what are biodegradable bags?
In recent years, there has been a growing concern over environmental issues, including the accumulation of plastic waste. One significant contributor to this problem is the excessive use of plastic bags, which take hundreds of years to decompose, polluting the environment and harming wildlife. In response to this issue, biodegradable bags have emerged as a more environmentally-friendly alternative to traditional plastic bags. These bags are designed to break down naturally and faster, reducing their impact on the environment.
Biodegradable bags are made from materials that can be broken down by microorganisms such as bacteria or fungi, resulting in the production of carbon dioxide, water, and biomass. Unlike traditional plastic bags, which can persist in the environment for hundreds or even thousands of years, biodegradable bags degrade within a shorter period, usually ranging from a few months to a few years. This process depends on various factors such as the material used, the conditions in which the bag is placed, and the presence of microorganisms.

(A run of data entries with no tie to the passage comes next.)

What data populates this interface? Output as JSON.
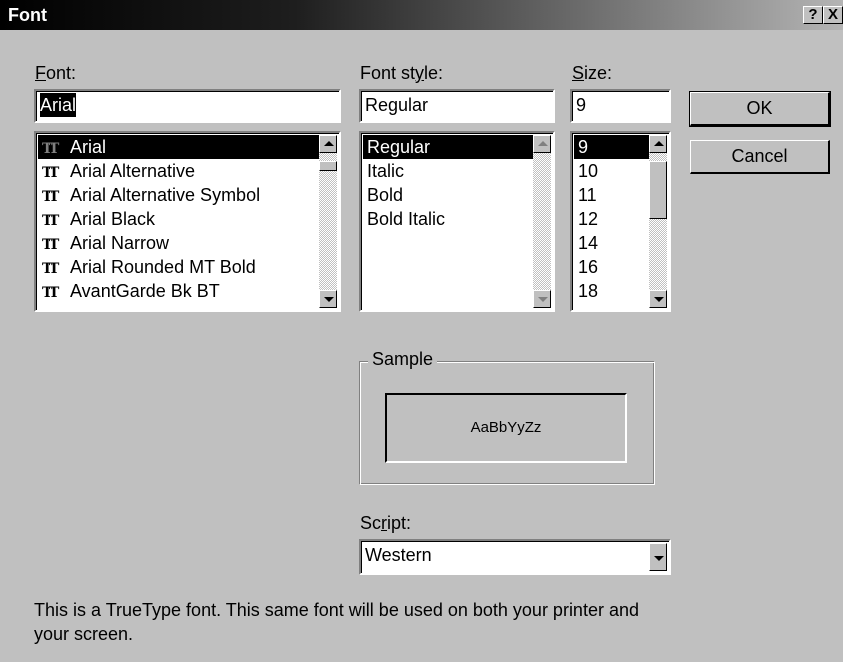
{
  "window": {
    "title": "Font",
    "help_button": "?",
    "close_button": "X"
  },
  "font": {
    "label_accel": "F",
    "label_rest": "ont:",
    "value": "Arial",
    "items": [
      "Arial",
      "Arial Alternative",
      "Arial Alternative Symbol",
      "Arial Black",
      "Arial Narrow",
      "Arial Rounded MT Bold",
      "AvantGarde Bk BT"
    ],
    "selected_index": 0,
    "icon": "truetype-icon"
  },
  "style": {
    "label_pre": "Font st",
    "label_accel": "y",
    "label_post": "le:",
    "value": "Regular",
    "items": [
      "Regular",
      "Italic",
      "Bold",
      "Bold Italic"
    ],
    "selected_index": 0
  },
  "size": {
    "label_accel": "S",
    "label_rest": "ize:",
    "value": "9",
    "items": [
      "9",
      "10",
      "11",
      "12",
      "14",
      "16",
      "18"
    ],
    "selected_index": 0
  },
  "buttons": {
    "ok": "OK",
    "cancel": "Cancel"
  },
  "sample": {
    "label": "Sample",
    "text": "AaBbYyZz"
  },
  "script": {
    "label_pre": "Sc",
    "label_accel": "r",
    "label_post": "ipt:",
    "value": "Western"
  },
  "info": "This is a TrueType font. This same font will be used on both your printer and your screen.",
  "colors": {
    "face": "#c0c0c0",
    "selection": "#000000",
    "title_gradient_start": "#000000",
    "title_gradient_end": "#b4b4b4"
  }
}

One common material used in the production of biodegradable bags is PLA (polylactic acid), a biopolymer derived from renewable resources such as corn starch or sugarcane. PLA bags have gained popularity due to their ability to decompose without leaving behind harmful residues, making them an attractive option for reducing plastic waste. These bags break down through a process called composting, where they are exposed to high temperatures and specific microorganisms that accelerate the degradation process. However, it is important to note that PLA bags require specific composting conditions to fully degrade, and they cannot be efficiently broken down in standard landfill environments.
Another material used for biodegradable bags is PBAT (polybutylene adipate terephthalate), a biodegradable polyester that is commonly combined with other biopolymers or additives to enhance its physical properties. PBAT bags offer better flexibility and strength compared to PLA bags, making them suitable for a wider range of applications. These bags can go through both anaerobic and aerobic decomposition processes, enabling them to degrade effectively in various environments, including landfills. PBAT bags are often labeled as compostable, as they can be broken down even in home composting systems, reducing the burden on waste management facilities.
It is crucial to differentiate between biodegradable bags and oxo-degradable or oxo-biodegradable bags. Oxo-degradable bags are conventional plastic bags mixed with additives that promote fragmentation under certain conditions. While these bags do break down into smaller pieces, they do not fully decompose into natural elements, leaving behind microplastics that persist in the environment. Moreover, the decomposition process of oxo-degradable bags can take several years, making them less environmentally-friendly compared to genuine biodegradable options. Therefore, it is essential to carefully read labels and ensure that bags are certified as biodegradable or compostable.
The use of biodegradable bags offers numerous benefits for the environment. Firstly, they help reduce the accumulation of plastic waste, preventing it from ending up in landfills or the ocean, where it poses a threat to wildlife and ecosystems. Biodegradable bags also have a smaller carbon footprint compared to traditional plastic bags, as their production typically requires fewer fossil fuels and results in lower greenhouse gas emissions.
In addition to the environmental benefits, the use of biodegradable bags can also have positive economic implications. With increased focus on sustainability and environmental responsibility, many businesses are adopting biodegradable bag solutions to meet consumer demands and improve their brand image. Moreover, as governmental regulations regarding single-use plastics become stricter, transitioning to biodegradable bags can help businesses avoid fines and penalties, ultimately saving them money in the long run.
Despite the advantages, there are some challenges associated with biodegradable bags. Firstly, the decomposition process of these bags requires specific conditions, including adequate temperature, humidity, and microbial activity. If these conditions are not met, the bags may degrade at a slower rate or not at all, potentially leading to false claims of biodegradability. Furthermore, the infrastructure for composting or specialized disposal facilities might not be widely available in all areas, limiting the proper disposal options for biodegradable bags.
To overcome these challenges and maximize the benefits of biodegradable bags, it is important to promote awareness and education among consumers and businesses about the proper use and disposal methods. Consumers should be encouraged to dispose of biodegradable bags through composting or by utilizing specialized recycling facilities. Furthermore, businesses should strive to use certified biodegradable bags and clearly label them as such to avoid confusion.
In conclusion, biodegradable bags are an excellent alternative to traditional plastic bags, providing a more sustainable and eco-friendly option. Made from materials that can be broken down by microorganisms, these bags degrade faster, reducing their impact on the environment. However, proper disposal methods and infrastructure play a crucial role in ensuring the full potential of biodegradable bags. By adopting these bags and promoting responsible usage, we can contribute to the long-term preservation of our planet and the reduction of plastic waste.